- PROBLEM DESCRIPTION:
Scan the data below and copy each line where "title" occurs.

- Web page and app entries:
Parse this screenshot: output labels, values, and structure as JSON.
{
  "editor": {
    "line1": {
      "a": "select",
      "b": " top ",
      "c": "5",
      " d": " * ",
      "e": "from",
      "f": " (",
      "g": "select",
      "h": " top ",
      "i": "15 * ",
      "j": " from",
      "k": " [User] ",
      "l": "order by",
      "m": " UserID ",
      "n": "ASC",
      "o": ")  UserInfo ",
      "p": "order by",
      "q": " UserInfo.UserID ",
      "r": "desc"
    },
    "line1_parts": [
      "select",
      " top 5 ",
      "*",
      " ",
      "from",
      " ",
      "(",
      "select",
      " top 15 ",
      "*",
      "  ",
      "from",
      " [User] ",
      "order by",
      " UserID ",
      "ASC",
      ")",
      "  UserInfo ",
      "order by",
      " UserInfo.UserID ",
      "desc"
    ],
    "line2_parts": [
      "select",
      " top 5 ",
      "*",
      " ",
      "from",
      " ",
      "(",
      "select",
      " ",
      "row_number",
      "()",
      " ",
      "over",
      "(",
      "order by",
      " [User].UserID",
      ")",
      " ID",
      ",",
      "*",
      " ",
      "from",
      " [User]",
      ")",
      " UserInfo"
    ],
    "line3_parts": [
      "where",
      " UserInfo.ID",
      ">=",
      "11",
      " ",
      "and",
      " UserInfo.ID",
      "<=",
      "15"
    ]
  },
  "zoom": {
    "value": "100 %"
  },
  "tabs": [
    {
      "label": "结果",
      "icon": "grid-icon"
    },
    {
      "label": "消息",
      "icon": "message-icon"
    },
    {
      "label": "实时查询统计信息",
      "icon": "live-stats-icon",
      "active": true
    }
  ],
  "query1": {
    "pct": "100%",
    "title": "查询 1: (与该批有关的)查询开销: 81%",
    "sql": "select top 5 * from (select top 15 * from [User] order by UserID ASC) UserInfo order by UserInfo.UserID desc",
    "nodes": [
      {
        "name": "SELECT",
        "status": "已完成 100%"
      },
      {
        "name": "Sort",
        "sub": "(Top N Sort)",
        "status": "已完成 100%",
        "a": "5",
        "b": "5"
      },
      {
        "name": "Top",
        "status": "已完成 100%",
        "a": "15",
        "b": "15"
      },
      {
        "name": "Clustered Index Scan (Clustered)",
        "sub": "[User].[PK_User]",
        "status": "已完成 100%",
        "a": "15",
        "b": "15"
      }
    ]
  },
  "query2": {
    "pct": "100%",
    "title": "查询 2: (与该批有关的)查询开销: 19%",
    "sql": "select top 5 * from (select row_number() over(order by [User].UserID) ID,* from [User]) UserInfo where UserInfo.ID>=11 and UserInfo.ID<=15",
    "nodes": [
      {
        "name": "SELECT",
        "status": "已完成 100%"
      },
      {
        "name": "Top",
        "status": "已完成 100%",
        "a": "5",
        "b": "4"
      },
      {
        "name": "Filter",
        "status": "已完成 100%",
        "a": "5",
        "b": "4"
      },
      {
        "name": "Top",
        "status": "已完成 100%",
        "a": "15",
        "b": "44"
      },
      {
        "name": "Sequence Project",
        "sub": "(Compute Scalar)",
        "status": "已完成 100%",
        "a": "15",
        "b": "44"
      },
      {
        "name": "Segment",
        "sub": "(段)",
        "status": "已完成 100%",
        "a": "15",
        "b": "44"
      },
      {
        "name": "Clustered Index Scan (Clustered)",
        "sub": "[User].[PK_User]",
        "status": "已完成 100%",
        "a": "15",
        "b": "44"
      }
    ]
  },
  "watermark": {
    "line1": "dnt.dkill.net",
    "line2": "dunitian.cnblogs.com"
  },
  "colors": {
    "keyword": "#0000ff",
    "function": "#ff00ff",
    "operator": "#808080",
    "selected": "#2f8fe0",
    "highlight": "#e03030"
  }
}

- PROBLEM SOLUTION:
    "title": "查询 1: (与该批有关的)查询开销: 81%",
    "title": "查询 2: (与该批有关的)查询开销: 19%",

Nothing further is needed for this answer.